◆ **Goal of the exercise**: A word-for-word restatement of every record is required.

◆ **Task material**:
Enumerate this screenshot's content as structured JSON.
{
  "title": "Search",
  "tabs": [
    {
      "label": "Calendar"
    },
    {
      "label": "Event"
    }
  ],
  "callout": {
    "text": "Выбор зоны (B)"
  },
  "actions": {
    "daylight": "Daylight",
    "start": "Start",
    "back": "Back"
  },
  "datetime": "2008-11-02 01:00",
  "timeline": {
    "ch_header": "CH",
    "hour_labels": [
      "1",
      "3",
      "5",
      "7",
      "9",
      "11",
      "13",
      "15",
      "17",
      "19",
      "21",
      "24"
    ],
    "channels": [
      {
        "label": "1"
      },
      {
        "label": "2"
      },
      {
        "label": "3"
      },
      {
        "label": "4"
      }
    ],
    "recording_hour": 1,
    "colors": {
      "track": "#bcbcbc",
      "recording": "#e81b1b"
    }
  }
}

◆ **Response area**:
Enumerate this screenshot's content as structured JSON.
{
  "title": "Search",
  "tabs": [
    {
      "label": "Calendar"
    },
    {
      "label": "Event"
    }
  ],
  "callout": {
    "text": "Выбор зоны (B)"
  },
  "actions": {
    "daylight": "Daylight",
    "start": "Start",
    "back": "Back"
  },
  "datetime": "2008-11-02 01:00",
  "timeline": {
    "ch_header": "CH",
    "hour_labels": [
      "1",
      "3",
      "5",
      "7",
      "9",
      "11",
      "13",
      "15",
      "17",
      "19",
      "21",
      "24"
    ],
    "channels": [
      {
        "label": "1"
      },
      {
        "label": "2"
      },
      {
        "label": "3"
      },
      {
        "label": "4"
      }
    ],
    "recording_hour": 1,
    "colors": {
      "track": "#bcbcbc",
      "recording": "#e81b1b"
    }
  }
}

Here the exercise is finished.